- ABOUT THIS EXERCISE: In this exercise, each record below is to be written out again exactly.

- STUDY MATERIAL:
************
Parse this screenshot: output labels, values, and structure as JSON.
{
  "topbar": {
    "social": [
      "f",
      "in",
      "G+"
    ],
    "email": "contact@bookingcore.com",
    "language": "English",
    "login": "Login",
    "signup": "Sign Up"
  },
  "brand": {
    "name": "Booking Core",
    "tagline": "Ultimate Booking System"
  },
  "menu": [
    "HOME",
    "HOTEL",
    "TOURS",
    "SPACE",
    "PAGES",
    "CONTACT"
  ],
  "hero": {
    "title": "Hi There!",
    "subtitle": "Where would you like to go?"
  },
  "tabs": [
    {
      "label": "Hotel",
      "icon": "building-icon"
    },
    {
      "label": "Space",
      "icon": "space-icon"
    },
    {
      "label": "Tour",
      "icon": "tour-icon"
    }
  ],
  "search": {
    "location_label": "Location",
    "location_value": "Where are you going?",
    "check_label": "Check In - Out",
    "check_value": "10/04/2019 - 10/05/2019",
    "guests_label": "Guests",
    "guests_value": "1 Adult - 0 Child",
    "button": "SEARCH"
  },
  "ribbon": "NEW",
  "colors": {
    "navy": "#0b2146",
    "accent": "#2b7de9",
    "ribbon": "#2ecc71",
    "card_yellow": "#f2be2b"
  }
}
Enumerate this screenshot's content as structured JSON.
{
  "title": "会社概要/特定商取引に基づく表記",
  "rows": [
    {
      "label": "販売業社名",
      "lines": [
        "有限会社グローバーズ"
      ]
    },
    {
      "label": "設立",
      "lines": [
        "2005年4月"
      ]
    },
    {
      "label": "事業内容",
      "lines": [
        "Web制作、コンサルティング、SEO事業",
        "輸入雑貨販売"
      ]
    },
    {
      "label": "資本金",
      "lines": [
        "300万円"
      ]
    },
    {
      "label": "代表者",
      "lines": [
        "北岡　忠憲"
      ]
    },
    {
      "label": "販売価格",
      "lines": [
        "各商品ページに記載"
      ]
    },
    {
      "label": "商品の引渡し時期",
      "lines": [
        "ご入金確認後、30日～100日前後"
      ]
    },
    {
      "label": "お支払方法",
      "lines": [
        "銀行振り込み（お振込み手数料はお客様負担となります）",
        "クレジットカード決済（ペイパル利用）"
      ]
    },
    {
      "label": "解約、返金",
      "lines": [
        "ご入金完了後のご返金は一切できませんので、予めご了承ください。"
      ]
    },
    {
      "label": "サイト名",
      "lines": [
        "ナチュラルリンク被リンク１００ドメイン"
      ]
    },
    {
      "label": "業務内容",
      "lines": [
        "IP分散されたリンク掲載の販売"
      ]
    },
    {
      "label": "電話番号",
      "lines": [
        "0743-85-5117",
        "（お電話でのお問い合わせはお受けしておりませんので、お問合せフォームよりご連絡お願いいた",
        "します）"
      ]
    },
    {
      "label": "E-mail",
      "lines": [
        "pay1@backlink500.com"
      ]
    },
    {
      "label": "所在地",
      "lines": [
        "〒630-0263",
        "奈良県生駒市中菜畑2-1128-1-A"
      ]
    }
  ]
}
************
- ANSWER FOR THIS EXERCISE:
Parse this screenshot: output labels, values, and structure as JSON.
{
  "topbar": {
    "social": [
      "f",
      "in",
      "G+"
    ],
    "email": "contact@bookingcore.com",
    "language": "English",
    "login": "Login",
    "signup": "Sign Up"
  },
  "brand": {
    "name": "Booking Core",
    "tagline": "Ultimate Booking System"
  },
  "menu": [
    "HOME",
    "HOTEL",
    "TOURS",
    "SPACE",
    "PAGES",
    "CONTACT"
  ],
  "hero": {
    "title": "Hi There!",
    "subtitle": "Where would you like to go?"
  },
  "tabs": [
    {
      "label": "Hotel",
      "icon": "building-icon"
    },
    {
      "label": "Space",
      "icon": "space-icon"
    },
    {
      "label": "Tour",
      "icon": "tour-icon"
    }
  ],
  "search": {
    "location_label": "Location",
    "location_value": "Where are you going?",
    "check_label": "Check In - Out",
    "check_value": "10/04/2019 - 10/05/2019",
    "guests_label": "Guests",
    "guests_value": "1 Adult - 0 Child",
    "button": "SEARCH"
  },
  "ribbon": "NEW",
  "colors": {
    "navy": "#0b2146",
    "accent": "#2b7de9",
    "ribbon": "#2ecc71",
    "card_yellow": "#f2be2b"
  }
}
Enumerate this screenshot's content as structured JSON.
{
  "title": "会社概要/特定商取引に基づく表記",
  "rows": [
    {
      "label": "販売業社名",
      "lines": [
        "有限会社グローバーズ"
      ]
    },
    {
      "label": "設立",
      "lines": [
        "2005年4月"
      ]
    },
    {
      "label": "事業内容",
      "lines": [
        "Web制作、コンサルティング、SEO事業",
        "輸入雑貨販売"
      ]
    },
    {
      "label": "資本金",
      "lines": [
        "300万円"
      ]
    },
    {
      "label": "代表者",
      "lines": [
        "北岡　忠憲"
      ]
    },
    {
      "label": "販売価格",
      "lines": [
        "各商品ページに記載"
      ]
    },
    {
      "label": "商品の引渡し時期",
      "lines": [
        "ご入金確認後、30日～100日前後"
      ]
    },
    {
      "label": "お支払方法",
      "lines": [
        "銀行振り込み（お振込み手数料はお客様負担となります）",
        "クレジットカード決済（ペイパル利用）"
      ]
    },
    {
      "label": "解約、返金",
      "lines": [
        "ご入金完了後のご返金は一切できませんので、予めご了承ください。"
      ]
    },
    {
      "label": "サイト名",
      "lines": [
        "ナチュラルリンク被リンク１００ドメイン"
      ]
    },
    {
      "label": "業務内容",
      "lines": [
        "IP分散されたリンク掲載の販売"
      ]
    },
    {
      "label": "電話番号",
      "lines": [
        "0743-85-5117",
        "（お電話でのお問い合わせはお受けしておりませんので、お問合せフォームよりご連絡お願いいた",
        "します）"
      ]
    },
    {
      "label": "E-mail",
      "lines": [
        "pay1@backlink500.com"
      ]
    },
    {
      "label": "所在地",
      "lines": [
        "〒630-0263",
        "奈良県生駒市中菜畑2-1128-1-A"
      ]
    }
  ]
}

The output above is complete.